Description of the task:
Show, from the records below, all lines that contain the word "History".

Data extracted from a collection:

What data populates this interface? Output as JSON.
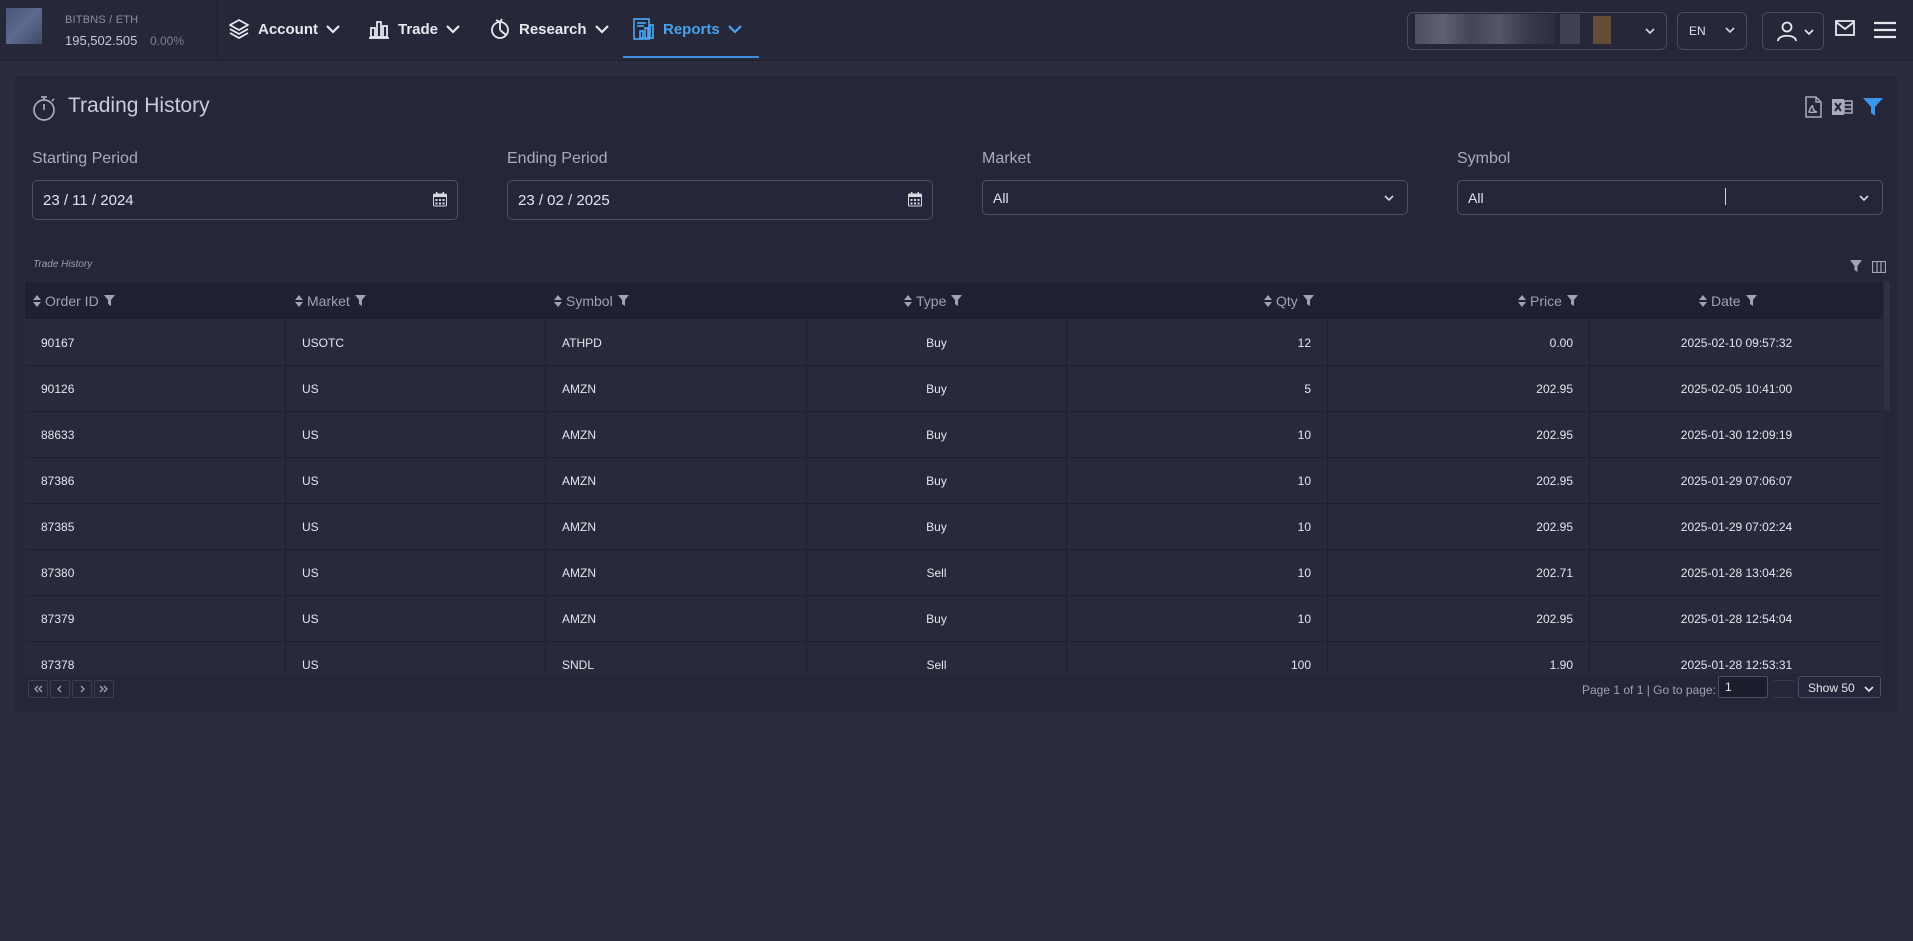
{
  "account": {
    "pair": "BITBNS / ETH",
    "balance": "195,502.505",
    "change": "0.00%"
  },
  "nav": {
    "items": [
      {
        "label": "Account",
        "icon": "layers-icon"
      },
      {
        "label": "Trade",
        "icon": "bar-chart-icon"
      },
      {
        "label": "Research",
        "icon": "pie-chart-icon"
      },
      {
        "label": "Reports",
        "icon": "report-icon",
        "active": true
      }
    ]
  },
  "topbar": {
    "language": "EN",
    "icons": [
      "user-icon",
      "mail-icon",
      "hamburger-menu-icon"
    ]
  },
  "page": {
    "title": "Trading History",
    "title_icon": "stopwatch-icon",
    "action_icons": [
      "pdf-export-icon",
      "excel-export-icon",
      "filter-icon"
    ]
  },
  "filters": {
    "starting_period": {
      "label": "Starting Period",
      "value": "23 / 11 / 2024"
    },
    "ending_period": {
      "label": "Ending Period",
      "value": "23 / 02 / 2025"
    },
    "market": {
      "label": "Market",
      "value": "All"
    },
    "symbol": {
      "label": "Symbol",
      "value": "All"
    }
  },
  "grid": {
    "caption": "Trade History",
    "columns": [
      "Order ID",
      "Market",
      "Symbol",
      "Type",
      "Qty",
      "Price",
      "Date"
    ],
    "rows": [
      {
        "order_id": "90167",
        "market": "USOTC",
        "symbol": "ATHPD",
        "type": "Buy",
        "qty": "12",
        "price": "0.00",
        "date": "2025-02-10 09:57:32"
      },
      {
        "order_id": "90126",
        "market": "US",
        "symbol": "AMZN",
        "type": "Buy",
        "qty": "5",
        "price": "202.95",
        "date": "2025-02-05 10:41:00"
      },
      {
        "order_id": "88633",
        "market": "US",
        "symbol": "AMZN",
        "type": "Buy",
        "qty": "10",
        "price": "202.95",
        "date": "2025-01-30 12:09:19"
      },
      {
        "order_id": "87386",
        "market": "US",
        "symbol": "AMZN",
        "type": "Buy",
        "qty": "10",
        "price": "202.95",
        "date": "2025-01-29 07:06:07"
      },
      {
        "order_id": "87385",
        "market": "US",
        "symbol": "AMZN",
        "type": "Buy",
        "qty": "10",
        "price": "202.95",
        "date": "2025-01-29 07:02:24"
      },
      {
        "order_id": "87380",
        "market": "US",
        "symbol": "AMZN",
        "type": "Sell",
        "qty": "10",
        "price": "202.71",
        "date": "2025-01-28 13:04:26"
      },
      {
        "order_id": "87379",
        "market": "US",
        "symbol": "AMZN",
        "type": "Buy",
        "qty": "10",
        "price": "202.95",
        "date": "2025-01-28 12:54:04"
      },
      {
        "order_id": "87378",
        "market": "US",
        "symbol": "SNDL",
        "type": "Sell",
        "qty": "100",
        "price": "1.90",
        "date": "2025-01-28 12:53:31"
      }
    ]
  },
  "pager": {
    "info": "Page 1 of 1",
    "goto_label": "| Go to page:",
    "goto_value": "1",
    "page_size": "Show 50"
  }
}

Answer space:
    "title": "Trading History",
    "caption": "Trade History",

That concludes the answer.